___ Data shown ___

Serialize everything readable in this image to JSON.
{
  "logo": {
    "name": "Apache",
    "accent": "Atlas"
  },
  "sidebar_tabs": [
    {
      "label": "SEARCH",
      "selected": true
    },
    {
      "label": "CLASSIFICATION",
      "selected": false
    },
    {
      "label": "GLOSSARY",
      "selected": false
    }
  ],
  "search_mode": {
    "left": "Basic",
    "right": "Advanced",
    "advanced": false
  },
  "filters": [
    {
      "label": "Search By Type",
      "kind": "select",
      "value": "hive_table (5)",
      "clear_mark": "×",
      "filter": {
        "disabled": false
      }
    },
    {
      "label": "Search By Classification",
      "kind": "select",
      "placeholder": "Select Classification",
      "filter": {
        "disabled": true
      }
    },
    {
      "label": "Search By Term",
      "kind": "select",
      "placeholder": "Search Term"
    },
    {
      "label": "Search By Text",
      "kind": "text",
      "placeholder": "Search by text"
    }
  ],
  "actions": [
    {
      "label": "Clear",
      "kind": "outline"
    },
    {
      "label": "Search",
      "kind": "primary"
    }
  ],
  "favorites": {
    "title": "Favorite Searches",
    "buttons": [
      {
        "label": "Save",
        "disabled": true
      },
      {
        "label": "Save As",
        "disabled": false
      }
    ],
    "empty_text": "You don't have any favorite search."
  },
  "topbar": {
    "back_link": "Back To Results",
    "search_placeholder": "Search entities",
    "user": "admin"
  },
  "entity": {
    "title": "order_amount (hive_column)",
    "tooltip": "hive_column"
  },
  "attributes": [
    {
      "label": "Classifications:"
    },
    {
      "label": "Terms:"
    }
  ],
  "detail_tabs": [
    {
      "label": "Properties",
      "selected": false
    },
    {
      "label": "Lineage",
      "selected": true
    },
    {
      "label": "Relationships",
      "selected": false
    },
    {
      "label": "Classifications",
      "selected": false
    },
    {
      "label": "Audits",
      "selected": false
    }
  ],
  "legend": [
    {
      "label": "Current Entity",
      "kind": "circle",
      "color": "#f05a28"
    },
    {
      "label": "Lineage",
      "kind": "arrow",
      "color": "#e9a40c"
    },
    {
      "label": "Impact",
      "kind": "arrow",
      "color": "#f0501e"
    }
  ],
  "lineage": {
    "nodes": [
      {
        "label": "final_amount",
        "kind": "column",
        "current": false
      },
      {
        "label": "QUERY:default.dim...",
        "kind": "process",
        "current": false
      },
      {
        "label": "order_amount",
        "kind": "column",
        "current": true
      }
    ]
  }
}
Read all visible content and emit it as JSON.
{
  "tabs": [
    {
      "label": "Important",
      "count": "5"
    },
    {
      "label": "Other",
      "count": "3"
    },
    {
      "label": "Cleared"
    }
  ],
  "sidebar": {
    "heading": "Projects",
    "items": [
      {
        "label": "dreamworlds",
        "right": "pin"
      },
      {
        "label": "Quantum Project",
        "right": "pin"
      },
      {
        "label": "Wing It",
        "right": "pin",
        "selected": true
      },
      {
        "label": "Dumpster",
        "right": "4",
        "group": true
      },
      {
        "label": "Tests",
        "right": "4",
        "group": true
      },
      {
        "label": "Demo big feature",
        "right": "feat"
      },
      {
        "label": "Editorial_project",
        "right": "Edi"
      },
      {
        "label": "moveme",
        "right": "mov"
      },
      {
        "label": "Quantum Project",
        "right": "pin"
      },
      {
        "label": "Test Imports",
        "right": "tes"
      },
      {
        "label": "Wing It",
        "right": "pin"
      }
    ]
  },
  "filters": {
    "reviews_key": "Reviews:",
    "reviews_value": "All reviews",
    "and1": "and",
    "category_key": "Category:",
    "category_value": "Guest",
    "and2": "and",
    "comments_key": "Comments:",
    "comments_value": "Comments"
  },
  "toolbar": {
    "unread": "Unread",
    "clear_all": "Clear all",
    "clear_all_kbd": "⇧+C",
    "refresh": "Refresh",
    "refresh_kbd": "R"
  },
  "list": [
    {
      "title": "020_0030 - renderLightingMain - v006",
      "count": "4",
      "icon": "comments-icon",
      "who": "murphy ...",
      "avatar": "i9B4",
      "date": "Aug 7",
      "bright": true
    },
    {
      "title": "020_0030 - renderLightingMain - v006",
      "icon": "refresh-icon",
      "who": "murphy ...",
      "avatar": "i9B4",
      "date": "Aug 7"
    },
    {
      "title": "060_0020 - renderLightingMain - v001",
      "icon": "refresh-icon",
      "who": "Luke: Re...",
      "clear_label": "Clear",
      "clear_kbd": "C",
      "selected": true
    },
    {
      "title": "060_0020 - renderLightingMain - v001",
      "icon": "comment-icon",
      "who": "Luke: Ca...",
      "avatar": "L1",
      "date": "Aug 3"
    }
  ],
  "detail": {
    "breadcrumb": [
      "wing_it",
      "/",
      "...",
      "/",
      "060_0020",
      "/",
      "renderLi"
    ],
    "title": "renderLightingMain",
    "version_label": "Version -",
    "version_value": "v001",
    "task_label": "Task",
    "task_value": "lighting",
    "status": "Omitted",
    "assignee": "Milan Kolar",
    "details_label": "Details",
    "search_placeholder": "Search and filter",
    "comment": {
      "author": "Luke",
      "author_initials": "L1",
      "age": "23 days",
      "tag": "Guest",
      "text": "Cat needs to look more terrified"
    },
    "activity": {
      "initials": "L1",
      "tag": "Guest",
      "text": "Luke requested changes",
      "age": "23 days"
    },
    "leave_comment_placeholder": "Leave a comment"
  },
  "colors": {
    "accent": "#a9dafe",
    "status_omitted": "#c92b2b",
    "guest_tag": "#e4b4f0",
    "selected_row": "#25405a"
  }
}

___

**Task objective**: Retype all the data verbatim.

**Solution for this exercise**:
Serialize everything readable in this image to JSON.
{
  "logo": {
    "name": "Apache",
    "accent": "Atlas"
  },
  "sidebar_tabs": [
    {
      "label": "SEARCH",
      "selected": true
    },
    {
      "label": "CLASSIFICATION",
      "selected": false
    },
    {
      "label": "GLOSSARY",
      "selected": false
    }
  ],
  "search_mode": {
    "left": "Basic",
    "right": "Advanced",
    "advanced": false
  },
  "filters": [
    {
      "label": "Search By Type",
      "kind": "select",
      "value": "hive_table (5)",
      "clear_mark": "×",
      "filter": {
        "disabled": false
      }
    },
    {
      "label": "Search By Classification",
      "kind": "select",
      "placeholder": "Select Classification",
      "filter": {
        "disabled": true
      }
    },
    {
      "label": "Search By Term",
      "kind": "select",
      "placeholder": "Search Term"
    },
    {
      "label": "Search By Text",
      "kind": "text",
      "placeholder": "Search by text"
    }
  ],
  "actions": [
    {
      "label": "Clear",
      "kind": "outline"
    },
    {
      "label": "Search",
      "kind": "primary"
    }
  ],
  "favorites": {
    "title": "Favorite Searches",
    "buttons": [
      {
        "label": "Save",
        "disabled": true
      },
      {
        "label": "Save As",
        "disabled": false
      }
    ],
    "empty_text": "You don't have any favorite search."
  },
  "topbar": {
    "back_link": "Back To Results",
    "search_placeholder": "Search entities",
    "user": "admin"
  },
  "entity": {
    "title": "order_amount (hive_column)",
    "tooltip": "hive_column"
  },
  "attributes": [
    {
      "label": "Classifications:"
    },
    {
      "label": "Terms:"
    }
  ],
  "detail_tabs": [
    {
      "label": "Properties",
      "selected": false
    },
    {
      "label": "Lineage",
      "selected": true
    },
    {
      "label": "Relationships",
      "selected": false
    },
    {
      "label": "Classifications",
      "selected": false
    },
    {
      "label": "Audits",
      "selected": false
    }
  ],
  "legend": [
    {
      "label": "Current Entity",
      "kind": "circle",
      "color": "#f05a28"
    },
    {
      "label": "Lineage",
      "kind": "arrow",
      "color": "#e9a40c"
    },
    {
      "label": "Impact",
      "kind": "arrow",
      "color": "#f0501e"
    }
  ],
  "lineage": {
    "nodes": [
      {
        "label": "final_amount",
        "kind": "column",
        "current": false
      },
      {
        "label": "QUERY:default.dim...",
        "kind": "process",
        "current": false
      },
      {
        "label": "order_amount",
        "kind": "column",
        "current": true
      }
    ]
  }
}
Read all visible content and emit it as JSON.
{
  "tabs": [
    {
      "label": "Important",
      "count": "5"
    },
    {
      "label": "Other",
      "count": "3"
    },
    {
      "label": "Cleared"
    }
  ],
  "sidebar": {
    "heading": "Projects",
    "items": [
      {
        "label": "dreamworlds",
        "right": "pin"
      },
      {
        "label": "Quantum Project",
        "right": "pin"
      },
      {
        "label": "Wing It",
        "right": "pin",
        "selected": true
      },
      {
        "label": "Dumpster",
        "right": "4",
        "group": true
      },
      {
        "label": "Tests",
        "right": "4",
        "group": true
      },
      {
        "label": "Demo big feature",
        "right": "feat"
      },
      {
        "label": "Editorial_project",
        "right": "Edi"
      },
      {
        "label": "moveme",
        "right": "mov"
      },
      {
        "label": "Quantum Project",
        "right": "pin"
      },
      {
        "label": "Test Imports",
        "right": "tes"
      },
      {
        "label": "Wing It",
        "right": "pin"
      }
    ]
  },
  "filters": {
    "reviews_key": "Reviews:",
    "reviews_value": "All reviews",
    "and1": "and",
    "category_key": "Category:",
    "category_value": "Guest",
    "and2": "and",
    "comments_key": "Comments:",
    "comments_value": "Comments"
  },
  "toolbar": {
    "unread": "Unread",
    "clear_all": "Clear all",
    "clear_all_kbd": "⇧+C",
    "refresh": "Refresh",
    "refresh_kbd": "R"
  },
  "list": [
    {
      "title": "020_0030 - renderLightingMain - v006",
      "count": "4",
      "icon": "comments-icon",
      "who": "murphy ...",
      "avatar": "i9B4",
      "date": "Aug 7",
      "bright": true
    },
    {
      "title": "020_0030 - renderLightingMain - v006",
      "icon": "refresh-icon",
      "who": "murphy ...",
      "avatar": "i9B4",
      "date": "Aug 7"
    },
    {
      "title": "060_0020 - renderLightingMain - v001",
      "icon": "refresh-icon",
      "who": "Luke: Re...",
      "clear_label": "Clear",
      "clear_kbd": "C",
      "selected": true
    },
    {
      "title": "060_0020 - renderLightingMain - v001",
      "icon": "comment-icon",
      "who": "Luke: Ca...",
      "avatar": "L1",
      "date": "Aug 3"
    }
  ],
  "detail": {
    "breadcrumb": [
      "wing_it",
      "/",
      "...",
      "/",
      "060_0020",
      "/",
      "renderLi"
    ],
    "title": "renderLightingMain",
    "version_label": "Version -",
    "version_value": "v001",
    "task_label": "Task",
    "task_value": "lighting",
    "status": "Omitted",
    "assignee": "Milan Kolar",
    "details_label": "Details",
    "search_placeholder": "Search and filter",
    "comment": {
      "author": "Luke",
      "author_initials": "L1",
      "age": "23 days",
      "tag": "Guest",
      "text": "Cat needs to look more terrified"
    },
    "activity": {
      "initials": "L1",
      "tag": "Guest",
      "text": "Luke requested changes",
      "age": "23 days"
    },
    "leave_comment_placeholder": "Leave a comment"
  },
  "colors": {
    "accent": "#a9dafe",
    "status_omitted": "#c92b2b",
    "guest_tag": "#e4b4f0",
    "selected_row": "#25405a"
  }
}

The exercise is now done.